Share this article

print logo


Q. I've read your column for years and a couple of your books. You believe, I know, that the "self-esteem" method of child rearing is not common-sense-based and that it generally results in undisciplined children, but you do believe that children should have good self-esteem, don't you?

A. To be honest, I don't believe that the concept of self-esteem is helpful to an understanding of the needs of children, nor do I believe that self-esteem, at an individual level, is even necessarily healthy.

The concept of self-esteem derives from the work of the late psychologist Abraham Maslow, who coined the term "self-actualized" to describe an individual who, in the autumn of his years, looked back upon his life with a good measure of satisfaction, concluding that he had made a positive contribution to humankind. Maslow clearly did not feel that children were capable of self-actualization. Nonetheless, in the 1960s, psychologists proposed that adults could indeed assist children toward developing good self-esteem by "making them feel good about themselves." With the successful marketing of this idea, American child-rearing practices became focused not on character development -- as had been the case in prior generations -- but psychological development; more specifically, the cultivation of positive feelings, especially about one's self.

After wrestling for years with the issue of whether or not children should have good self-esteem (and whether or not, therefore, adults should strive to cultivate this emotional quality in children), I have come to the conclusion that the answer is "no."

In the first place, children should have no more esteem themselves than should adults. Children should learn to esteem others, beginning with their parents. The assignment of esteem eventually generalizes to other authority figures, peers and one's "fellow man." At some point in adulthood, what goes around comes around. The respect given suddenly "matures" as true self-respect. In the final analysis, therefore, giving respect (esteem) away to others is far more fulfilling than the ephemeral feelings that result from having people tell you how wonderful you are.

Second, children need to learn to feel guilt, remorse and shame when appropriate. The idea that parents (and teachers) are primarily responsible for inculcating self-esteem has resulted in a general injunction against making children feel bad about themselves when they do bad things. And yes, to anticipate a question, I do believe that children should, when they behave in anti-social ways, feel bad about themselves. Therefore, in those instances, they should be made to feel bad about themselves. The Nouveau idea that adults should criticize the act, but not the child himself allows children to distance themselves from, and therefore not take full responsibility for, anti-social behavior. Shame is pathological only in the extreme. Assigned or accepted when appropriate, it is a social essential.

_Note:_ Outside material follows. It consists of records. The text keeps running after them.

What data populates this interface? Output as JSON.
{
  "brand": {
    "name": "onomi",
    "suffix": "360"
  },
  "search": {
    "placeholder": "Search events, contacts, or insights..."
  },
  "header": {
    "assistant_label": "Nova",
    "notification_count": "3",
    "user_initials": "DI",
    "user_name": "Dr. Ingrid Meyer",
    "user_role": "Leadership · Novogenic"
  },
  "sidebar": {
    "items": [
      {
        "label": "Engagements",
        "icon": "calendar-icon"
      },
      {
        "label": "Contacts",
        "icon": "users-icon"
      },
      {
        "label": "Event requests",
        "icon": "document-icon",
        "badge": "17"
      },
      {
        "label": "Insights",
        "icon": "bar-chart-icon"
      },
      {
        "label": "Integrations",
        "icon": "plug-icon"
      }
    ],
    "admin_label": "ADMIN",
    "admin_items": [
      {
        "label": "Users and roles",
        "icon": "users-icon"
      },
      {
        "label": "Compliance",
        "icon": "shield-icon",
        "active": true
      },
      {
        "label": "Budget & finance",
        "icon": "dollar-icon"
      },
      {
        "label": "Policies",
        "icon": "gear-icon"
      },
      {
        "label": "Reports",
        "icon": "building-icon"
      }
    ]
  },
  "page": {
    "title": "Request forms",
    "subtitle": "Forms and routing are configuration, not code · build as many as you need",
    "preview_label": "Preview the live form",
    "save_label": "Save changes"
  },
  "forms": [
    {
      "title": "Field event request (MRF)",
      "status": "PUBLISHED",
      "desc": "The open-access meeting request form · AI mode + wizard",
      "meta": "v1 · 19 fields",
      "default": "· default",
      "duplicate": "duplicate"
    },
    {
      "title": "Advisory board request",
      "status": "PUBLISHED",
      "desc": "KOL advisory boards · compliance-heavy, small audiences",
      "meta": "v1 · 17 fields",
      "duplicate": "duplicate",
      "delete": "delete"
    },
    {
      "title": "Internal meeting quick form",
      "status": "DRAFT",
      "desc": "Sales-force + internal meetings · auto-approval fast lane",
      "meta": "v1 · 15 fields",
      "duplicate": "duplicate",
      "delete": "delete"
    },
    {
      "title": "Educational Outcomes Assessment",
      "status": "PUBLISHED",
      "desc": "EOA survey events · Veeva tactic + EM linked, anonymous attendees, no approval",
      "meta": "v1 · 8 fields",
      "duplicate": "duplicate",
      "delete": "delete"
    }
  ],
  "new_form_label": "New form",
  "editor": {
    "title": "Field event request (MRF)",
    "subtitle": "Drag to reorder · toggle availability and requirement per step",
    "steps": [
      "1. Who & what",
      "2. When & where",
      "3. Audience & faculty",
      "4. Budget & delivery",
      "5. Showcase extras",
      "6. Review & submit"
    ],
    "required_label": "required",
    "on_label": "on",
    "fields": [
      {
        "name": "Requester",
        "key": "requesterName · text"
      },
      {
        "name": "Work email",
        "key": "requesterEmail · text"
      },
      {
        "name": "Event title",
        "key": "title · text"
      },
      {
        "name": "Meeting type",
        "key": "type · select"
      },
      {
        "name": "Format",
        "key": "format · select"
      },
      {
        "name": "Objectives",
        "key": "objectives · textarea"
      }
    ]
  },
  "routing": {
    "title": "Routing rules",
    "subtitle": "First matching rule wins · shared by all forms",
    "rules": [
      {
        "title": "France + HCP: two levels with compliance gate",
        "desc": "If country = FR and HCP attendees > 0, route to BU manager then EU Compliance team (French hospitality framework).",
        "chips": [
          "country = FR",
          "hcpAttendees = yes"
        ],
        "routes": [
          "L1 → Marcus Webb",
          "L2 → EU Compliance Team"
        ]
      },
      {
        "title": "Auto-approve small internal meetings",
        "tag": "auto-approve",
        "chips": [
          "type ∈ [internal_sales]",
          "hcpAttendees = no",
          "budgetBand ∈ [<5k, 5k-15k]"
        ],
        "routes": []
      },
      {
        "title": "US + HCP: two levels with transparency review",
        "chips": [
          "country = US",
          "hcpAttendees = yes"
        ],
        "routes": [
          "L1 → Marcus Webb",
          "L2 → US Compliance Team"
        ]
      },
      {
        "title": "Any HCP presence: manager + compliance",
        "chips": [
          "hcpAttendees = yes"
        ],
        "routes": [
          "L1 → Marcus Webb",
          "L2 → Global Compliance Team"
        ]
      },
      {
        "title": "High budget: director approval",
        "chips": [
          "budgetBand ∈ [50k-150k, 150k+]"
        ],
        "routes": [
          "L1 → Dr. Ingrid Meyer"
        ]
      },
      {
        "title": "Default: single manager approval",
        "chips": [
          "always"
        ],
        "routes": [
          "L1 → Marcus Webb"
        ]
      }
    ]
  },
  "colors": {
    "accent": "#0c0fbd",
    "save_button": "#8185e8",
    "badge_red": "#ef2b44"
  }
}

From all accounts, today's typical child is considerably more self-centered, self-absorbed and unwilling to accept accountability for his/her own behavior than was the typical child of a generation or so past. This is confirmed time and time again by teachers who have taught both generations.

Such is the price we pay for believing there is something new under the sun.

Questions of general interest may be sent to John Rosemond at P.O. Box 4124, Gastonia, N.C. 28054 and at on the World Wide Web.

If you or someone you know has parenting problems, call the Parents Anonymous 24-hour confidential Help-Line at 892-2172.

There are no comments - be the first to comment